Truthfully, have you been removing and cleaning the injectors and doing routine compression testing (and whatever else excessive youre doing) because you believe it necessary or just because you enjoy fiddling with the engine? If you;re doing it because you enjoy fiddling, perhaps married life will fill that void in your life that fiddling previously did. The problem may diaappear all by itself.


#15

It’s OK. Enjoy your hobby. Maybe your fiance’s car can be part of your hobby, too.


#16

I used to be overly obsessive with taking care of my cars till my wife and I got married and we had kids. Then all of a sudden my priorities changed. That was 26 years ago and I’m glad they did change.


#17

I can just add to the others. You are over doing it. Read the owner’s manual and it will give you a list of maintenance items and when they should be done. Doing less can risk damage to the car. Doing more is usually a waste of time and money. In some cases it can be detrimental to your car.

Someone is ripping you off with than injection cleaning and maybe more.


#18

I’m married to someone like your fiance . . . my wife actually believes that a vehicle is for transportation and that’s all. Imagine that. Advice? Do your best, fill it with gas whenever you get in it, drive it once a week or so to check it’s operation, check stuff as you can, like tire pressure and the like, and try to make sure it’s safe. For Mother’s Day I bought her flowers, candy and perfume . . . and detailed her car. She was most impressed with the car of all the gifts. Within a week . . guess what? People are different, look around. Rocketman


#19

My thoughts? Are you sure? OK. Her car. Her folly. Her consequences.


#20

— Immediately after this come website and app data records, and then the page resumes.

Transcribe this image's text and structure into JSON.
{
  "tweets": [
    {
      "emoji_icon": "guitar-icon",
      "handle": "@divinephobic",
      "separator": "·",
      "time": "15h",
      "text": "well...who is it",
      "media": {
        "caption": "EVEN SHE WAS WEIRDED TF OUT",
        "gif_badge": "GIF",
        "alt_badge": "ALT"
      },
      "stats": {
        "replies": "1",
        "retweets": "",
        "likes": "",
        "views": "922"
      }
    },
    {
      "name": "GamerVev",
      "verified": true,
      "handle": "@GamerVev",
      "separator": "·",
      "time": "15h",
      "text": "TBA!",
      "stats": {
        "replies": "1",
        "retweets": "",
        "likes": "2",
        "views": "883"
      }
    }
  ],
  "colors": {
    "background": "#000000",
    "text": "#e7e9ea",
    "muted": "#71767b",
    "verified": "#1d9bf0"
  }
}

Others have handled the"excess" very well,what I would like to know is what your mechanic did to become “trusted”? We get a lot of posts from people who say they have a trusted mechanic but they are still writing to us. Do you run these questions by your mechanic?